[Stored items from a collection]
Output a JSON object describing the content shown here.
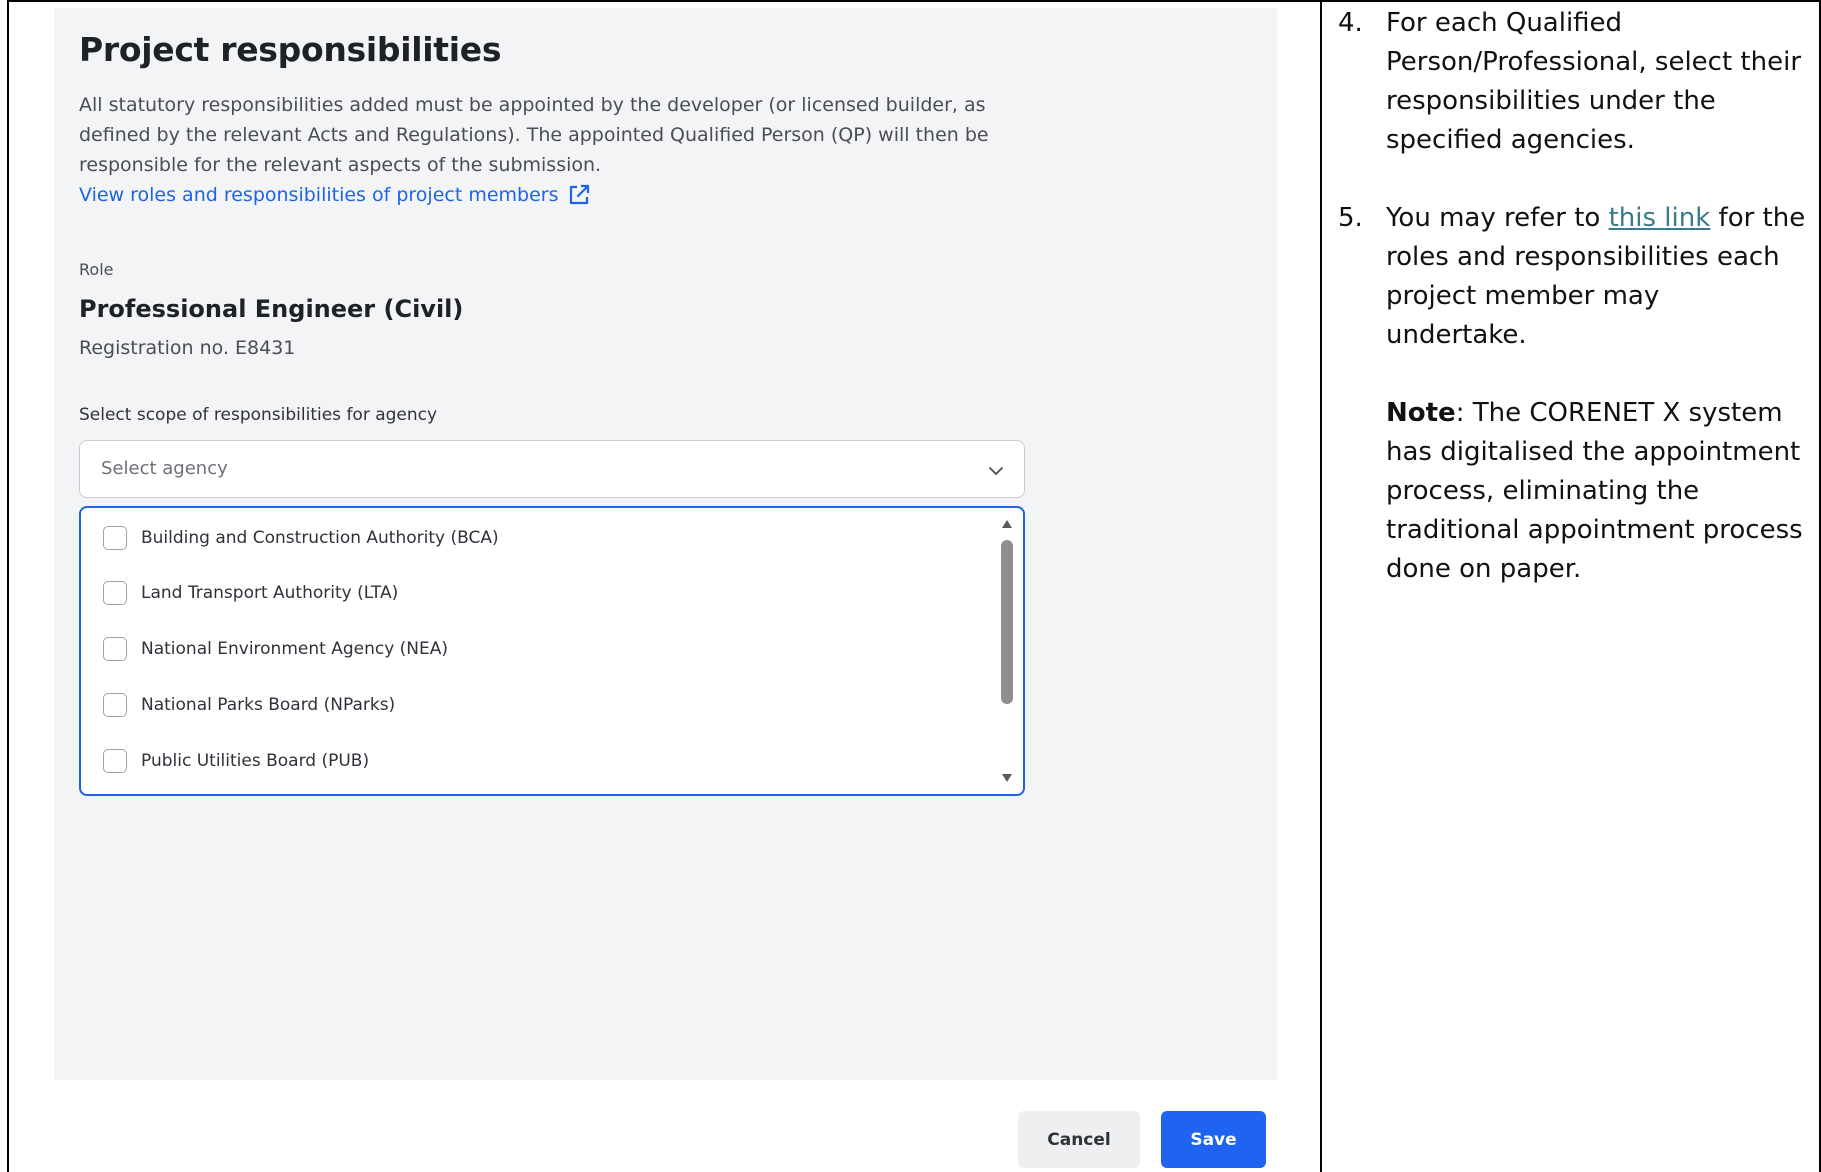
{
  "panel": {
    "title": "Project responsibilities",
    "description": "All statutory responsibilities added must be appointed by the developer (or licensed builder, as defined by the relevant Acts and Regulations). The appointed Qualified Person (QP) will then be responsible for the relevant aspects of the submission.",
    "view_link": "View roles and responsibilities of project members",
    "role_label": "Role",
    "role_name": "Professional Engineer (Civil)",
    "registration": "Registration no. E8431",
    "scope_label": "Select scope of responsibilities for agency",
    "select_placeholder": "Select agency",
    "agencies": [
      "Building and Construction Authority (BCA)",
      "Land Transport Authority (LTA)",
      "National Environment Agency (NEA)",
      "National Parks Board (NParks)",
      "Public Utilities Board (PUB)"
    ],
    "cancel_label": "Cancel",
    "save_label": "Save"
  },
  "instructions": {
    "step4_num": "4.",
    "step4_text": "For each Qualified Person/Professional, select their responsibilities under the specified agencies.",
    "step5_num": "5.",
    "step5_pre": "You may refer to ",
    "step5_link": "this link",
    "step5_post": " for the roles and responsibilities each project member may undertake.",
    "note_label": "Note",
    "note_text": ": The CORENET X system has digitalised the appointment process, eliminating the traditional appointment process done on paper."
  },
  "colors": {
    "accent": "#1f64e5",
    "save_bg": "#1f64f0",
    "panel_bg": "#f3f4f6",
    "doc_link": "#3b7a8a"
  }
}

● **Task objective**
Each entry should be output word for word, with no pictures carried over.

● **Solved exercise**
Output a JSON object describing the content shown here.
{
  "panel": {
    "title": "Project responsibilities",
    "description": "All statutory responsibilities added must be appointed by the developer (or licensed builder, as defined by the relevant Acts and Regulations). The appointed Qualified Person (QP) will then be responsible for the relevant aspects of the submission.",
    "view_link": "View roles and responsibilities of project members",
    "role_label": "Role",
    "role_name": "Professional Engineer (Civil)",
    "registration": "Registration no. E8431",
    "scope_label": "Select scope of responsibilities for agency",
    "select_placeholder": "Select agency",
    "agencies": [
      "Building and Construction Authority (BCA)",
      "Land Transport Authority (LTA)",
      "National Environment Agency (NEA)",
      "National Parks Board (NParks)",
      "Public Utilities Board (PUB)"
    ],
    "cancel_label": "Cancel",
    "save_label": "Save"
  },
  "instructions": {
    "step4_num": "4.",
    "step4_text": "For each Qualified Person/Professional, select their responsibilities under the specified agencies.",
    "step5_num": "5.",
    "step5_pre": "You may refer to ",
    "step5_link": "this link",
    "step5_post": " for the roles and responsibilities each project member may undertake.",
    "note_label": "Note",
    "note_text": ": The CORENET X system has digitalised the appointment process, eliminating the traditional appointment process done on paper."
  },
  "colors": {
    "accent": "#1f64e5",
    "save_bg": "#1f64f0",
    "panel_bg": "#f3f4f6",
    "doc_link": "#3b7a8a"
  }
}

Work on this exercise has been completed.